[DATA TO USE Boundary: Start]
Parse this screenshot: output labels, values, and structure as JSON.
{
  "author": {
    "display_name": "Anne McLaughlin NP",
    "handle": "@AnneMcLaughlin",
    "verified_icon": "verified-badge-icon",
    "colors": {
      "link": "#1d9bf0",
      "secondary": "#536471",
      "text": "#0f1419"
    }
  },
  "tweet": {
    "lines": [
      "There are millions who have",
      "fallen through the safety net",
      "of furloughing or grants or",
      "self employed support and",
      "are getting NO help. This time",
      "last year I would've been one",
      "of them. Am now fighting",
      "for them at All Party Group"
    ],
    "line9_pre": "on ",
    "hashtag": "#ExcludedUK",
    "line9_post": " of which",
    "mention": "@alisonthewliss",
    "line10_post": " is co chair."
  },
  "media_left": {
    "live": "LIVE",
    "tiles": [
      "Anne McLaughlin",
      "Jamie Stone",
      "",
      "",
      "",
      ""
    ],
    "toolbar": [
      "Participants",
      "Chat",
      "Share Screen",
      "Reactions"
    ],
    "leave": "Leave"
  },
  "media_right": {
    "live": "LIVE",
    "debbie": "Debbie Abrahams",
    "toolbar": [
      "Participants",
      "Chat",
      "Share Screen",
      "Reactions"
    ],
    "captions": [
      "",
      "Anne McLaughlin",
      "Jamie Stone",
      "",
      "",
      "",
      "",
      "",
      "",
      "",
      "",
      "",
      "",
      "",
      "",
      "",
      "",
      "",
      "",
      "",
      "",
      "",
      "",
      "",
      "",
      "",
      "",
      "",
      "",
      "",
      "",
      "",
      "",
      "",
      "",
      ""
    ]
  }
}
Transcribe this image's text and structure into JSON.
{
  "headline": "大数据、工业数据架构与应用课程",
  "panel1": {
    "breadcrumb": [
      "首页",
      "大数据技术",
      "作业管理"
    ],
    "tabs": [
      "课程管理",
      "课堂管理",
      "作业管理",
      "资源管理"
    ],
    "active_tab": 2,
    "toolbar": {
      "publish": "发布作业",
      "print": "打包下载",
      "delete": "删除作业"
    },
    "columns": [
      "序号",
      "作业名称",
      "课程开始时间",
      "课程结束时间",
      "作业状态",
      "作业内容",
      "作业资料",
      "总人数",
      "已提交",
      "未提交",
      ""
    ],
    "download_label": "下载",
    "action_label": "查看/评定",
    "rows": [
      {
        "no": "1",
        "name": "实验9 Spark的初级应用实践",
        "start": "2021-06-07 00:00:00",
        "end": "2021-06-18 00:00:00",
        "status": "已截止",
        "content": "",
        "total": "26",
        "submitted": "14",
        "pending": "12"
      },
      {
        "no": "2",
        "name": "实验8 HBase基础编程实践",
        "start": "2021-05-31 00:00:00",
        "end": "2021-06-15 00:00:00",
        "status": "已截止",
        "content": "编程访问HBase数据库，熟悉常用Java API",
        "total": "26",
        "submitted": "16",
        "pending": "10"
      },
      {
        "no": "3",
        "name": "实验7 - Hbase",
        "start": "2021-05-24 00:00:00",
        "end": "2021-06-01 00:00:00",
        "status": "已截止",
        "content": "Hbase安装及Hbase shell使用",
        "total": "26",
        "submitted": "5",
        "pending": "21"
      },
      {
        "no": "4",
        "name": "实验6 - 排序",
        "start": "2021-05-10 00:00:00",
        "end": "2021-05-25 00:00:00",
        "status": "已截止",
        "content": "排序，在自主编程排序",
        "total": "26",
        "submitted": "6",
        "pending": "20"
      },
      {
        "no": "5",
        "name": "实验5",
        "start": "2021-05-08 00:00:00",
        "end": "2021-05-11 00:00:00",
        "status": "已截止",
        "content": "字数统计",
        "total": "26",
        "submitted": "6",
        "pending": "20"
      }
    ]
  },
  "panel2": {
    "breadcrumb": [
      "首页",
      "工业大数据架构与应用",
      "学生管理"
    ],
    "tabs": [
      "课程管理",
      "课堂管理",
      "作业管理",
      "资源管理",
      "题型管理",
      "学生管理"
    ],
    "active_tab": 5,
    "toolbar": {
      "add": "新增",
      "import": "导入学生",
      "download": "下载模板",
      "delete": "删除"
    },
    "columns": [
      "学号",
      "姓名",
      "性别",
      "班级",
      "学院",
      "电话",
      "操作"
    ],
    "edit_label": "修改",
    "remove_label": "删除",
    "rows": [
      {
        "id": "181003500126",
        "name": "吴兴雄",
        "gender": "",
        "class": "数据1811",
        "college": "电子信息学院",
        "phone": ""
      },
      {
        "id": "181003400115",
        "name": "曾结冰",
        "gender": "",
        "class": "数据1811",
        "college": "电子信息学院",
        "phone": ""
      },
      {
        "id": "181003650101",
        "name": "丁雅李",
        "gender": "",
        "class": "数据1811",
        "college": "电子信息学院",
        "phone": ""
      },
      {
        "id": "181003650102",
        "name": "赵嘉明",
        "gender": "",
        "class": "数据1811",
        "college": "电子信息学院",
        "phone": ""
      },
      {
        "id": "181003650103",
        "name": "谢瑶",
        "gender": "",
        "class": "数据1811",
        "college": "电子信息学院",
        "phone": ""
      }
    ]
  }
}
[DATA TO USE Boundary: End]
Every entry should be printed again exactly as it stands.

_RESULT_:
Parse this screenshot: output labels, values, and structure as JSON.
{
  "author": {
    "display_name": "Anne McLaughlin NP",
    "handle": "@AnneMcLaughlin",
    "verified_icon": "verified-badge-icon",
    "colors": {
      "link": "#1d9bf0",
      "secondary": "#536471",
      "text": "#0f1419"
    }
  },
  "tweet": {
    "lines": [
      "There are millions who have",
      "fallen through the safety net",
      "of furloughing or grants or",
      "self employed support and",
      "are getting NO help. This time",
      "last year I would've been one",
      "of them. Am now fighting",
      "for them at All Party Group"
    ],
    "line9_pre": "on ",
    "hashtag": "#ExcludedUK",
    "line9_post": " of which",
    "mention": "@alisonthewliss",
    "line10_post": " is co chair."
  },
  "media_left": {
    "live": "LIVE",
    "tiles": [
      "Anne McLaughlin",
      "Jamie Stone",
      "",
      "",
      "",
      ""
    ],
    "toolbar": [
      "Participants",
      "Chat",
      "Share Screen",
      "Reactions"
    ],
    "leave": "Leave"
  },
  "media_right": {
    "live": "LIVE",
    "debbie": "Debbie Abrahams",
    "toolbar": [
      "Participants",
      "Chat",
      "Share Screen",
      "Reactions"
    ],
    "captions": [
      "",
      "Anne McLaughlin",
      "Jamie Stone",
      "",
      "",
      "",
      "",
      "",
      "",
      "",
      "",
      "",
      "",
      "",
      "",
      "",
      "",
      "",
      "",
      "",
      "",
      "",
      "",
      "",
      "",
      "",
      "",
      "",
      "",
      "",
      "",
      "",
      "",
      "",
      "",
      ""
    ]
  }
}
Transcribe this image's text and structure into JSON.
{
  "headline": "大数据、工业数据架构与应用课程",
  "panel1": {
    "breadcrumb": [
      "首页",
      "大数据技术",
      "作业管理"
    ],
    "tabs": [
      "课程管理",
      "课堂管理",
      "作业管理",
      "资源管理"
    ],
    "active_tab": 2,
    "toolbar": {
      "publish": "发布作业",
      "print": "打包下载",
      "delete": "删除作业"
    },
    "columns": [
      "序号",
      "作业名称",
      "课程开始时间",
      "课程结束时间",
      "作业状态",
      "作业内容",
      "作业资料",
      "总人数",
      "已提交",
      "未提交",
      ""
    ],
    "download_label": "下载",
    "action_label": "查看/评定",
    "rows": [
      {
        "no": "1",
        "name": "实验9 Spark的初级应用实践",
        "start": "2021-06-07 00:00:00",
        "end": "2021-06-18 00:00:00",
        "status": "已截止",
        "content": "",
        "total": "26",
        "submitted": "14",
        "pending": "12"
      },
      {
        "no": "2",
        "name": "实验8 HBase基础编程实践",
        "start": "2021-05-31 00:00:00",
        "end": "2021-06-15 00:00:00",
        "status": "已截止",
        "content": "编程访问HBase数据库，熟悉常用Java API",
        "total": "26",
        "submitted": "16",
        "pending": "10"
      },
      {
        "no": "3",
        "name": "实验7 - Hbase",
        "start": "2021-05-24 00:00:00",
        "end": "2021-06-01 00:00:00",
        "status": "已截止",
        "content": "Hbase安装及Hbase shell使用",
        "total": "26",
        "submitted": "5",
        "pending": "21"
      },
      {
        "no": "4",
        "name": "实验6 - 排序",
        "start": "2021-05-10 00:00:00",
        "end": "2021-05-25 00:00:00",
        "status": "已截止",
        "content": "排序，在自主编程排序",
        "total": "26",
        "submitted": "6",
        "pending": "20"
      },
      {
        "no": "5",
        "name": "实验5",
        "start": "2021-05-08 00:00:00",
        "end": "2021-05-11 00:00:00",
        "status": "已截止",
        "content": "字数统计",
        "total": "26",
        "submitted": "6",
        "pending": "20"
      }
    ]
  },
  "panel2": {
    "breadcrumb": [
      "首页",
      "工业大数据架构与应用",
      "学生管理"
    ],
    "tabs": [
      "课程管理",
      "课堂管理",
      "作业管理",
      "资源管理",
      "题型管理",
      "学生管理"
    ],
    "active_tab": 5,
    "toolbar": {
      "add": "新增",
      "import": "导入学生",
      "download": "下载模板",
      "delete": "删除"
    },
    "columns": [
      "学号",
      "姓名",
      "性别",
      "班级",
      "学院",
      "电话",
      "操作"
    ],
    "edit_label": "修改",
    "remove_label": "删除",
    "rows": [
      {
        "id": "181003500126",
        "name": "吴兴雄",
        "gender": "",
        "class": "数据1811",
        "college": "电子信息学院",
        "phone": ""
      },
      {
        "id": "181003400115",
        "name": "曾结冰",
        "gender": "",
        "class": "数据1811",
        "college": "电子信息学院",
        "phone": ""
      },
      {
        "id": "181003650101",
        "name": "丁雅李",
        "gender": "",
        "class": "数据1811",
        "college": "电子信息学院",
        "phone": ""
      },
      {
        "id": "181003650102",
        "name": "赵嘉明",
        "gender": "",
        "class": "数据1811",
        "college": "电子信息学院",
        "phone": ""
      },
      {
        "id": "181003650103",
        "name": "谢瑶",
        "gender": "",
        "class": "数据1811",
        "college": "电子信息学院",
        "phone": ""
      }
    ]
  }
}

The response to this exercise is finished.